We live in a society that holds extroversion in high regard. In a world where the speed at which we make social connections is constantly increasing, this obsession we have with being “outgoing” or “friendly” can have incredibly wide-ranging effects.
We are slowly creating an environment that forces people to be in constant interaction with one another. I believe that we are gradually losing sight of the benefits we can reap if we carve out time to be alone.
This is not to suggest that expanding your social circle is an innately bad thing. I firmly believe that our ability to communicate ideas and experiences with one another is a central facet of what makes human beings interesting.
The Internet has greatly expanded our ability to exercise these faculties and has, I would argue, given us the opportunity to more complexly empathize with people outside our immediate geographic or social sphere.
However, I think we tend to get a bit caught up in this phenomenon, which can have adverse effects on our personal well being as well as our relationships with other people.
It is important to recognize that when we constantly privilege extroversion, we also denigrate introversion. There is a lot of very interesting literature about the distinction between extroversion and introversions, and what follows from these distinctions.
I would contend that the essential difference between the two is this: an extrovert finds rejuvenation in social activities, whereas an introvert is rejuvenated by solitary activity. It seems to me that we often wrongly conflate introversion with being anti-social, aloof, or even arrogant.
In doing so, we alienate introverts or try to force them into being people that they are not (an act which, ironically, isn’t all that sociable or friendly in itself).
This problem seems to intensify on college campuses, and Vassar is no exception. With so many different people living in close proximity to each other, it is only natural that those people would get together and socialize.
Political meetings, lectures, concerts, comedy shows and drunken celebrations seem to be around every corner; every missed activity is seen as a wasted opportunity to meet new people or expand one’s horizon. And it is super important to experience these things, especially considering how cool and interesting our student body can be.
I would argue that even if you are not really comfortable with going to a concert with a bunch of people you just met or joining a political movement that is just taking shape, you should take a leap of faith and get involved somehow. That being said, stepping out of your comfort zone can also mean taking time to be alone.

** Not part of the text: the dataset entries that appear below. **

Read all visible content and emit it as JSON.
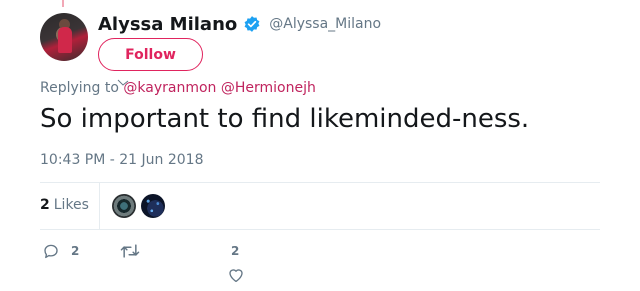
{
  "author": {
    "display_name": "Alyssa Milano",
    "handle": "@Alyssa_Milano",
    "verified": true
  },
  "follow_button": {
    "label": "Follow"
  },
  "replying_to": {
    "prefix": "Replying to",
    "mentions": [
      "@kayranmon",
      "@Hermionejh"
    ]
  },
  "tweet": {
    "text": "So important to find likeminded-ness.",
    "timestamp": "10:43 PM - 21 Jun 2018"
  },
  "stats": {
    "likes_count": "2",
    "likes_label": "Likes"
  },
  "actions": {
    "reply_count": "2",
    "like_count": "2"
  },
  "colors": {
    "accent": "#e0245e",
    "verified": "#1da1f2",
    "muted": "#657786",
    "text": "#14171a",
    "divider": "#e6ecf0"
  },
  "icons": [
    "verified-badge-icon",
    "reply-icon",
    "retweet-icon",
    "heart-icon"
  ]
}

And when I say take some time out for yourself, I don’t just mean for the sake of your own mental or physical health. While it is important to hit the brakes every once in a while and just take some necessary R&R, I don’t believe that solitude is just a tool that serves social engagement.
Being alone can result in experiences that are as enriching and significant as going out with friends.
As an extrovert, I initially found it difficult to find meaning or enjoyment in solitary activity. I simply saw being alone as an intermediary stage between one social gathering and the next.
As you might imagine, the prospect of going off to college enchanted me, as I couldn’t wait to share my experiences with a whole new set of people, and then have those same people do the same to me.
The idea of always having someone to hang out with seemed to be the greatest thing ever. Yet, when I finally got here, I found that some of my most interesting and eye opening experiences occurred when I was by myself.
Most people who know me also know that I am strangely drawn to walking around campus alone late at night. I can’t exactly pinpoint when I started doing this, but it came as the result of the over-stimulation I felt during my first few weeks at school.
I initially saw these excursions as just a way to take a breather after spending hours on work or with my new friends. But I soon found that these walks opened up an entirely new space for me, and gave me a new perspective on the world around me and on myself.
During these walks (which varied greatly in their degrees of sobriety), I was completely free of any pressures that came with being around people. I noticed that I could still engage with myself, but without any of the performative constraints associated with interacting with others.
As I thought about my relationships with others, or my plans for the future, or even just about a really cool show I just saw, I found that I could reach new parts of my mind. I realized that I didn’t actually know as much about myself as I thought I did.
These walks became therapeutic in a way, as I dove into the complexities and the chaos that emerged in my life and that I believe emerges in all of our lives in some way.
I could be honest with myself, mostly because I wasn’t worried about whether my thoughts might rub someone the wrong way or color someone else’s opinion of me.
Even though this time alone was strange and even a little uncomfortable at first, it eventually became a very freeing and empowering experience.
I don’t claim to be an expert about the inner workings of the mind, and I definitely don’t believe that my experience is universal in any way, shape, or form.
I recognize the importance of finding and enjoying new communities at college, and I strongly support the notion that synthesis of different perspectives from different people leads to a more comprehensive and complex understanding of the world.
Nevertheless, I would like to challenge all of you to find a way to be alone with yourselves. You might be surprised by the person you meet.